Before I leave this topic, I must admit that it is amazing how much our lives have changed due to the Internet, the smart phone and now the IoT. And yes, I get it that work can be done from virtually anywhere. But at the same time, there is no substitute for working as a team, and it’s easier to build a team when everybody sees each other on a frequent basis and sees more than just the work that is turned in. Plus, if you think you can change jobs every year and still climb the ladder, I’ve got news for you-it ain’t gonna happen. You are not in the NFL!

In case you missed the news early last month about Shaw’s unveiling of its $85 million carpet tile plant, this facility is massive in scale with room for future expansion. Today, the building is 600,000 square feet under one roof on a 115-acre industrial site right out of Adairsville, Georgia-on the road toward Barnsley Gardens. 

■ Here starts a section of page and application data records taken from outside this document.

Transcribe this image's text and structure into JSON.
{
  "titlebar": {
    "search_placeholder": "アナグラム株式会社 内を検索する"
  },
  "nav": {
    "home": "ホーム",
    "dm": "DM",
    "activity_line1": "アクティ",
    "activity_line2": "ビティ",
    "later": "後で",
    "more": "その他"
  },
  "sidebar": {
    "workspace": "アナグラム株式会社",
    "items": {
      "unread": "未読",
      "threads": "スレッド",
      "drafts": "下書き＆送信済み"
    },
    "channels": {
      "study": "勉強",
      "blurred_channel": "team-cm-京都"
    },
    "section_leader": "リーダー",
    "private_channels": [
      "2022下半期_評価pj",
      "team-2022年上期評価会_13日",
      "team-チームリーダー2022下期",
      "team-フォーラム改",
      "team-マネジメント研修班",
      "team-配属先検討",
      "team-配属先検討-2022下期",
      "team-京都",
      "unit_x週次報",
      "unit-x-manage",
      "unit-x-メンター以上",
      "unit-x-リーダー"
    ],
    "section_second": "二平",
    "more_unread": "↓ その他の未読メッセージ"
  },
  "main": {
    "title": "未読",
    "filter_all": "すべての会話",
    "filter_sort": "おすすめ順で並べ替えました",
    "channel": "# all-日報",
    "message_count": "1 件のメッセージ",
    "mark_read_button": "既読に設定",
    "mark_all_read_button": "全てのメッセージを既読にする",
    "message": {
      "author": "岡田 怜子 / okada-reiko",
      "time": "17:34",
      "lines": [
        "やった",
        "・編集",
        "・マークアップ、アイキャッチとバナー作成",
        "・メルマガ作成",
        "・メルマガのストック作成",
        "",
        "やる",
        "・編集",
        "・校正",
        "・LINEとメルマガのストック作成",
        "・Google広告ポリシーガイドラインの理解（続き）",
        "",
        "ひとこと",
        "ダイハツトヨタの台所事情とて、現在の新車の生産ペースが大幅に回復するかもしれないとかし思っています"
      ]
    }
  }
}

At this point, the production equipment inside only takes up about a third of the building, but when the space is fully utilized, the plant will employ 500 people and increase Shaw’s modular capacity by 25%. The beauty of building a modern plant for a specific purpose is that all the infrastructure and product flow can be maximized for efficiency. It’s no secret that, as the largest modular carpet producer in North America, Shaw has been instrumental in taking cost out of the modular tile manufacturing process-which has forced all the suppliers to sharpen their pencil on pricing. Ten years ago, the average wholesale price for modular tile was around $20 a yard, and now it’s a little below $18. 

I wasn’t surprised to see that Shaw was installing the new equipment in phases, as it doesn’t make sense to ramp up too fast and destabilize the market with more supply than can be absorbed by demand. While we are all aware that the soft surface market is losing share to hard surface, this shift is predominantly in the residential market, and the dip is heavily weighted toward the broadloom sector of the carpet market. The modular sector of the business is still growing at roughly 5% a year here in the U.S. 

I interviewed Brenda Knowles, Shaw’s vice president of commercial marketing, at the ribbon-cutting event for this facility, and she confirmed that carpet tile is a key part of Shaw’s growth strategy. According to Brenda, Shaw continues to see expanded growth opportunities for carpet tile in the commercial sector, as it continues to take share from broadloom and as Shaw expands its global footprint. She also hinted that Shaw sees long-range opportunities for tile penetration in the residential market. 

If you have any comments about this month’s column, you can email me at

Copyright 2017 Floor Focus

Related Topics:Shaw Industries Group, Inc.